Everything I have just said proves the essential role of communities in times of crisis. City halls and mayors are the closest to the people, who naturally turn to them for advice and answers.
But for this to happen, it is essential that communities have the means to act. For several years, everything has been done to remove the decision-making centers from the inhabitants. By transferring the prerogatives of city councils to more complex structures that are less close to the inhabitants, such as metropolises, or by drastically reducing their resources, it is more and more difficult for us to respond to the legitimate expectations of citizens.
Will this crisis make people aware of this and, without necessarily going backwards, soften this recentralization in large technocratic structures?

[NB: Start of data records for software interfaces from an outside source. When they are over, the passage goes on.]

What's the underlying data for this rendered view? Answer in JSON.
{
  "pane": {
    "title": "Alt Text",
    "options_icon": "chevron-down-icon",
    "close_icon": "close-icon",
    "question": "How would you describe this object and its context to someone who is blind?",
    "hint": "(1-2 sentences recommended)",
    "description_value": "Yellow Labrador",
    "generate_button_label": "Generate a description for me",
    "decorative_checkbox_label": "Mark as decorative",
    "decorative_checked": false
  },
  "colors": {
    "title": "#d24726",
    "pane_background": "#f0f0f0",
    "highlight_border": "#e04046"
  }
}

The future will tell.
4. We have all been able to observe the reactivity of citizens in the face of the emergency and their solidarity. Can you tell us about the citizen and solidarity actions implemented in Saran?
As soon as the confinement was established, inhabitants spontaneously offered to bring their help in different forms. In the small structures or when the town halls do not have a strong public service, this help must have been essential.
Sébastien Prévot, Chief of Staff, Saran City Hall
In Saran, we have the culture of local public service and we were able to rely on the municipal staff to ensure solidarity. Voluntary residents were directed to charitable associations, such as Secours populaire and Restos du coeur.
We also participate in an inter-communal initiative to make cloth masks. We have launched a call for volunteers on Fluicity, so that everyone can make masks according to their abilities.
It seemed important to us to allow the inhabitants who wished to do so to be able to invest and feel useful. We suspect that after the confinement, the daily routine will not allow them to give so much of their time. But if this allows some to want to continue in this way, it is always good to take.
5. The municipality is already experienced in participative approaches since a few years, with the "Saran 2000" project and then via the Fluicity platform. Has your vision of citizen participation evolved since the crisis?
Not really. Who could have imagined one day that the French would be asked to stay home for several weeks? For the moment, the communities are in an emergency management. Everyone hopes, and I am part of it, that once this crisis is over, we will regain our freedom of movement and be able to live normally again.
There will certainly be adaptations in our way of life and functioning, but it seems premature to say that we will radically transform our functioning before the crisis. Like many other subjects, citizen participation has adapted to this crisis and I think that it will find, for us, the way it was before the confinement.
6. What would be the first thing to do for a community wishing to set up a dynamic of co-construction with citizens? Advice?
For citizen co-construction to be effective, we must be ready to hear what the inhabitants are going to tell us. Sometimes, they will propose things that are unfeasible, because they do not know all the constraints of the administration.
Let's take the time to listen to them and ask ourselves questions. Let's not get bogged down by even the most outlandish and complex proposals.
Then, let's turn to the experts. Let's trust the municipal services who will allow us to bring their analysis and to reflect on the proposals of the inhabitants (strengths, weaknesses, opportunities, risks...). The final decision will be made by the elected officials.
In Saran, we started small by asking the inhabitants about simple themes to be put in place (choice of a playground for children, location of a book box, etc.). Then we started to implement simple projects proposed by them, such as the organization of an eco-citizen walk to clean our streets and public spaces.
"The voices of democracy" continue to be heard! Discover our interview with David Carmier, Deputy Director of the Cabinet of Mr. Sébastien LECORNU, Minister in charge of local authorities.